» **Work order**
Would you output the whole listing below, exactly as it reads?

» **Extracted records**
────────────────────
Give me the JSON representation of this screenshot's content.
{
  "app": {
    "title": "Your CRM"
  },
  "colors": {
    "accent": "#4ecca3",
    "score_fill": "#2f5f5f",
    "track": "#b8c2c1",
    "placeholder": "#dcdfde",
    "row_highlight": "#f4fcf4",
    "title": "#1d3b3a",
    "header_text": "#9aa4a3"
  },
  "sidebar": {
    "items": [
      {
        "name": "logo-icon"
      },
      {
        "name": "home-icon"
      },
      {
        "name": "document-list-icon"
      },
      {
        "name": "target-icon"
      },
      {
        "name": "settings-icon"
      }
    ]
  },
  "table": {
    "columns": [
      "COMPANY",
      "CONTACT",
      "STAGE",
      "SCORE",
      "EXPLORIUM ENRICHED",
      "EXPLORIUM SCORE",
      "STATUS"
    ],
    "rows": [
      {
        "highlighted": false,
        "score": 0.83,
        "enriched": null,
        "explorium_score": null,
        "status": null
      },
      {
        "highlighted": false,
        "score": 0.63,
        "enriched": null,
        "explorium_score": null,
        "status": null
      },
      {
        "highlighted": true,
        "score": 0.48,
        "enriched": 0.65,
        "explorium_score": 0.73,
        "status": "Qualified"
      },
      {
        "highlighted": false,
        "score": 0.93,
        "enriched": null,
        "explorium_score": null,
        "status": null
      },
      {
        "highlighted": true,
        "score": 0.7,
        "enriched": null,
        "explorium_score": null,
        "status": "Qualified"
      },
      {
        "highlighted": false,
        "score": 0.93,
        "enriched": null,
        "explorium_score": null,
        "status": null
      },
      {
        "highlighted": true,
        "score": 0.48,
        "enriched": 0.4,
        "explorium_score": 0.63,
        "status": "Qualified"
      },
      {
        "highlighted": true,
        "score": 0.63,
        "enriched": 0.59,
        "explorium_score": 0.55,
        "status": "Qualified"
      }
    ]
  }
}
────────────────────
» **Answer for this exercise**
Give me the JSON representation of this screenshot's content.
{
  "app": {
    "title": "Your CRM"
  },
  "colors": {
    "accent": "#4ecca3",
    "score_fill": "#2f5f5f",
    "track": "#b8c2c1",
    "placeholder": "#dcdfde",
    "row_highlight": "#f4fcf4",
    "title": "#1d3b3a",
    "header_text": "#9aa4a3"
  },
  "sidebar": {
    "items": [
      {
        "name": "logo-icon"
      },
      {
        "name": "home-icon"
      },
      {
        "name": "document-list-icon"
      },
      {
        "name": "target-icon"
      },
      {
        "name": "settings-icon"
      }
    ]
  },
  "table": {
    "columns": [
      "COMPANY",
      "CONTACT",
      "STAGE",
      "SCORE",
      "EXPLORIUM ENRICHED",
      "EXPLORIUM SCORE",
      "STATUS"
    ],
    "rows": [
      {
        "highlighted": false,
        "score": 0.83,
        "enriched": null,
        "explorium_score": null,
        "status": null
      },
      {
        "highlighted": false,
        "score": 0.63,
        "enriched": null,
        "explorium_score": null,
        "status": null
      },
      {
        "highlighted": true,
        "score": 0.48,
        "enriched": 0.65,
        "explorium_score": 0.73,
        "status": "Qualified"
      },
      {
        "highlighted": false,
        "score": 0.93,
        "enriched": null,
        "explorium_score": null,
        "status": null
      },
      {
        "highlighted": true,
        "score": 0.7,
        "enriched": null,
        "explorium_score": null,
        "status": "Qualified"
      },
      {
        "highlighted": false,
        "score": 0.93,
        "enriched": null,
        "explorium_score": null,
        "status": null
      },
      {
        "highlighted": true,
        "score": 0.48,
        "enriched": 0.4,
        "explorium_score": 0.63,
        "status": "Qualified"
      },
      {
        "highlighted": true,
        "score": 0.63,
        "enriched": 0.59,
        "explorium_score": 0.55,
        "status": "Qualified"
      }
    ]
  }
}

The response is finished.